If expenses are really a concern, then use the free self-parking garages many large Strip casinos provide, and skip the wait and the valet's tip. Using the garages also allows you to miss much of Las Vegas Blvd's bumper-to-bumper traffic, as the garages are usually placed at the back of the properties, reached by the streets paralleling the Strip. The garages for most casinos on the east side of the Strip can be reached by Koval Lane, and the ones on the west by using Dean Martin Drive.
However - the MGM Resorts properties, and there are a lot of them, have now started charging for parking. The charges apply to both valet and self-park, with the exception of Circus Circus, which does not yet charge for self-park.These charges apply to residents as well as casual visitors.The charges aren't trivial, so read up in advance and plan your trip (and your hotel) accordingly. You should also bear in mind that the Fremont Street Experience properties do charge for parking.
Also, those who plan on leaving the main tourist areas of Las Vegas to explore the surrounding desert areas or to visit the Hoover Dam, for example, will find that renting a car is a very good and convenient option. Many national rental companies do business at the airport. Navigating away from the Strip is fairly straightforward. Fremont Street Experience, complete with free live entertainment and overhead sound and light show at night, is located downtown and should definitely be seen.
The biggest inconvenience for those who choose to get around by rental car will be the traffic on the Strip, and not being able to drink if one chooses. One warning: many people think they will take a quick drive over to the Grand Canyon. It is not a day trip. Plan on two or three days and remember there are taxi, bus, plane, and helicopter trips which take the work out of the experience and make the canyon an enjoyable day.

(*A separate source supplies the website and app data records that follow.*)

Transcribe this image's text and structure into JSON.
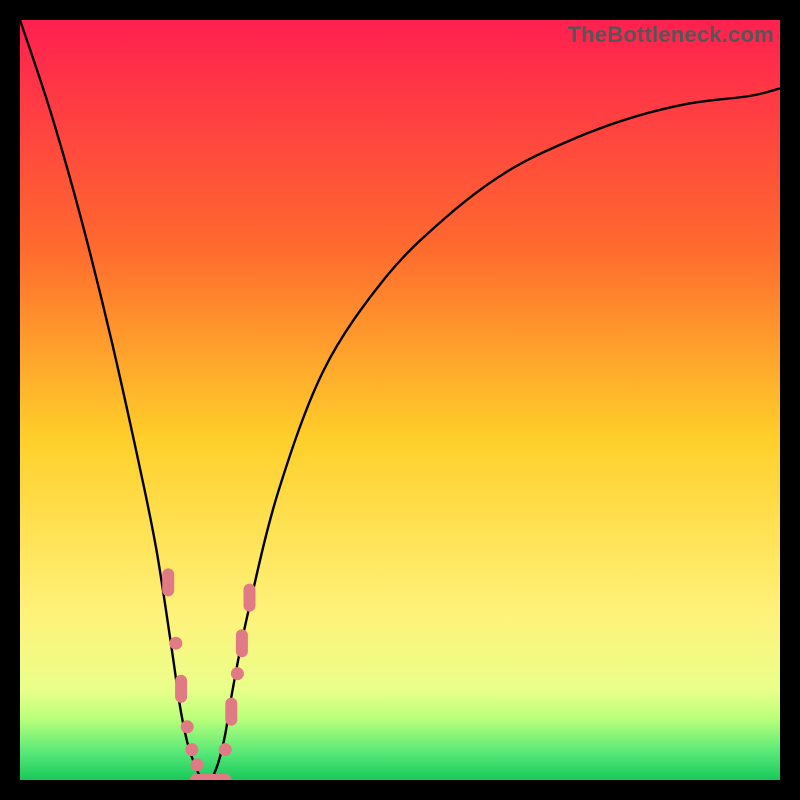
{
  "watermark": {
    "text": "TheBottleneck.com"
  },
  "colors": {
    "bg_top": "#ff2050",
    "bg_mid1": "#ff8a2a",
    "bg_mid2": "#ffe233",
    "bg_low": "#fff59a",
    "bg_band": "#eaff8a",
    "bg_green": "#22e06a",
    "curve": "#000000",
    "markers": "#e07a84"
  },
  "chart_data": {
    "type": "line",
    "title": "",
    "xlabel": "",
    "ylabel": "",
    "xlim": [
      0,
      100
    ],
    "ylim": [
      0,
      100
    ],
    "grid": false,
    "legend": false,
    "series": [
      {
        "name": "bottleneck-curve",
        "x": [
          0,
          4,
          8,
          12,
          16,
          18,
          20,
          21,
          22,
          23,
          24,
          25,
          26,
          27,
          28,
          30,
          34,
          40,
          48,
          56,
          64,
          72,
          80,
          88,
          96,
          100
        ],
        "y": [
          100,
          88,
          74,
          58,
          40,
          30,
          17,
          10,
          5,
          2,
          0,
          0,
          2,
          6,
          12,
          22,
          38,
          54,
          66,
          74,
          80,
          84,
          87,
          89,
          90,
          91
        ]
      }
    ],
    "markers": [
      {
        "x": 19.5,
        "y": 26,
        "shape": "pill-v"
      },
      {
        "x": 20.5,
        "y": 18,
        "shape": "dot"
      },
      {
        "x": 21.2,
        "y": 12,
        "shape": "pill-v"
      },
      {
        "x": 22.0,
        "y": 7,
        "shape": "dot"
      },
      {
        "x": 22.6,
        "y": 4,
        "shape": "dot"
      },
      {
        "x": 23.3,
        "y": 2,
        "shape": "dot"
      },
      {
        "x": 24.2,
        "y": 0,
        "shape": "pill-h"
      },
      {
        "x": 25.2,
        "y": 0,
        "shape": "dot"
      },
      {
        "x": 26.0,
        "y": 0,
        "shape": "pill-h"
      },
      {
        "x": 27.0,
        "y": 4,
        "shape": "dot"
      },
      {
        "x": 27.8,
        "y": 9,
        "shape": "pill-v"
      },
      {
        "x": 28.6,
        "y": 14,
        "shape": "dot"
      },
      {
        "x": 29.2,
        "y": 18,
        "shape": "pill-v"
      },
      {
        "x": 30.2,
        "y": 24,
        "shape": "pill-v"
      }
    ],
    "gradient_stops": [
      {
        "offset": 0.0,
        "color": "#ff2050"
      },
      {
        "offset": 0.3,
        "color": "#ff6a2e"
      },
      {
        "offset": 0.55,
        "color": "#ffcf2a"
      },
      {
        "offset": 0.78,
        "color": "#fff27a"
      },
      {
        "offset": 0.88,
        "color": "#eaff8a"
      },
      {
        "offset": 0.92,
        "color": "#b8ff7a"
      },
      {
        "offset": 0.965,
        "color": "#55e877"
      },
      {
        "offset": 1.0,
        "color": "#18c95a"
      }
    ]
  }
}
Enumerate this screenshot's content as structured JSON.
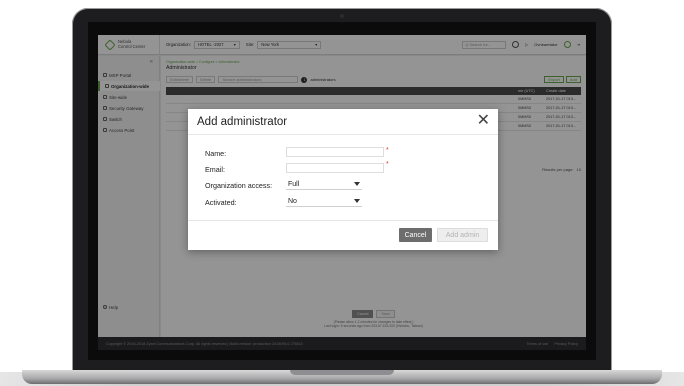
{
  "app": {
    "logo_line1": "Nebula",
    "logo_line2": "Control Center"
  },
  "header": {
    "organization_label": "Organization:",
    "organization_value": "HOTEL -2027",
    "site_label": "Site:",
    "site_value": "New York",
    "search_placeholder": "Q Search for...",
    "user_label": "Ovnbaretator"
  },
  "sidebar": {
    "items": [
      {
        "label": "MSP Portal"
      },
      {
        "label": "Organization-wide"
      },
      {
        "label": "Site-wide"
      },
      {
        "label": "Security Gateway"
      },
      {
        "label": "Switch"
      },
      {
        "label": "Access Point"
      }
    ],
    "help_label": "Help"
  },
  "main": {
    "breadcrumb": "Organization-wide > Configure > Administrator",
    "title": "Administrator",
    "toolbar": {
      "btn1": "Edit/delete",
      "btn2": "Delete",
      "search_placeholder": "Search administrators",
      "count": "1",
      "count_label": "administrators",
      "export": "Export",
      "add": "Add"
    },
    "table_columns": {
      "time": "me (UTC)",
      "create": "Create date"
    },
    "table_rows": [
      {
        "time": "0MMS0",
        "create": "2017-01-17 013..."
      },
      {
        "time": "0MMS0",
        "create": "2017-01-17 013..."
      },
      {
        "time": "0MMS0",
        "create": "2017-01-17 013..."
      },
      {
        "time": "0MMS0",
        "create": "2017-01-17 013..."
      }
    ],
    "results_label": "Results per page:",
    "results_value": "10"
  },
  "bottom_bar": {
    "cancel": "Cancel",
    "save": "Save",
    "note": "(Please allow 1-2 minutes for changes to take effect.)",
    "last_login": "Last login: 5 seconds ago from 203.67.153.200 (Hsinchu, Taiwan)"
  },
  "footer": {
    "copyright": "Copyright © 2016-2018 Zyxel Communications Corp. All rights reserved | Build version: production 20180914 175810",
    "terms": "Terms of use",
    "privacy": "Privacy Policy"
  },
  "modal": {
    "title": "Add administrator",
    "name_label": "Name:",
    "email_label": "Email:",
    "access_label": "Organization access:",
    "access_value": "Full",
    "activated_label": "Activated:",
    "activated_value": "No",
    "required_mark": "*",
    "cancel": "Cancel",
    "add": "Add admin"
  },
  "colors": {
    "accent": "#6aa84f",
    "required": "#e53935",
    "cancel_bg": "#6d6d6d"
  }
}
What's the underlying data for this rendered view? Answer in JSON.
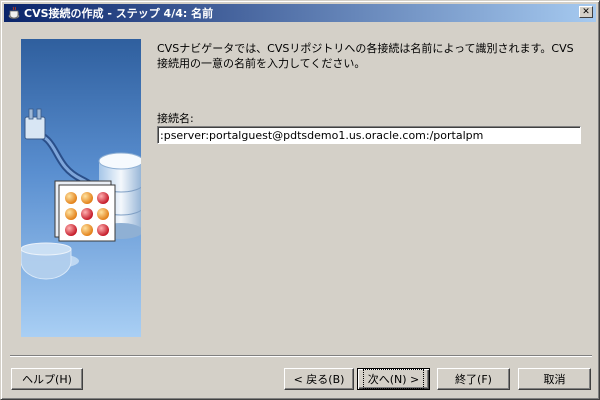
{
  "window": {
    "title": "CVS接続の作成 - ステップ 4/4: 名前",
    "close_glyph": "✕"
  },
  "main": {
    "description": "CVSナビゲータでは、CVSリポジトリへの各接続は名前によって識別されます。CVS接続用の一意の名前を入力してください。",
    "connection_name": {
      "label": "接続名:",
      "value": ":pserver:portalguest@pdtsdemo1.us.oracle.com:/portalpm"
    }
  },
  "buttons": {
    "help": "ヘルプ(H)",
    "back": "< 戻る(B)",
    "next": "次へ(N) >",
    "finish": "終了(F)",
    "cancel": "取消"
  },
  "colors": {
    "titlebar_start": "#0a246a",
    "titlebar_end": "#a6caf0",
    "dialog_face": "#d4d0c8"
  }
}
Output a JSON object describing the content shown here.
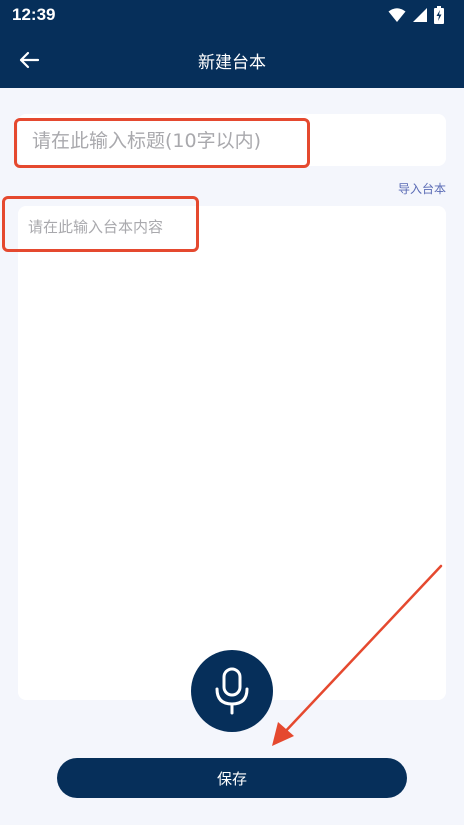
{
  "status_bar": {
    "time": "12:39",
    "icons": [
      "wifi-icon",
      "signal-icon",
      "battery-charging-icon"
    ]
  },
  "app_bar": {
    "back_icon": "arrow-left-icon",
    "title": "新建台本"
  },
  "form": {
    "title_placeholder": "请在此输入标题(10字以内)",
    "title_value": "",
    "import_link": "导入台本",
    "content_placeholder": "请在此输入台本内容",
    "content_value": ""
  },
  "mic_button": {
    "icon": "microphone-icon"
  },
  "save_button": {
    "label": "保存"
  },
  "colors": {
    "primary": "#062f5a",
    "background": "#f4f6fc",
    "highlight": "#e5492f",
    "link": "#5a6bb5"
  }
}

Another rental car consideration is where to get the car. There are companies that advertise that they will pick you up. They do, but at a hefty price. From a non-central location the price drops considerably, BUT they will not pick you up because it is not the closest rental location. If you choose the closest site to the main hotels on the Strip or downtown, the price will rise sharply. There are rental agencies at McCarran Airport who will shuttle you to their off-site location. Not only is it easier to drive away from the airport area, the prices are lower. Ensure that you rent from the airport location.
There is a 'free' shuttle between the airport and the McCarran Rent-a-Car Center, although there may be a fee of $3 per day charged in your rental contract. This is located south of the airport, away from the major traffic areas of the city, so getting in and out is very easy. The new building is very large, spacious, modern and easy to use. Similarly, when dropping off your car, you return to the same building, and a common shuttle bus returns you to the airport. In summary, Vegas has done a great job with the new common car rental building. However, bear in mind that in the time you spend on the shuttle bus going to the rental center, you could be on the Strip after using a taxi, and you still have to drive back. Remember too to allow enough time for this journey when returning the car. Given this additional time, the relatively high cost of rental cars and varying rates for parking in Las Vegas, it is worth really thinking about whether you need a car.
You can also rent a classic car or a more exotic car. Google for a listing of agencies that can accommodate your tastes and desires.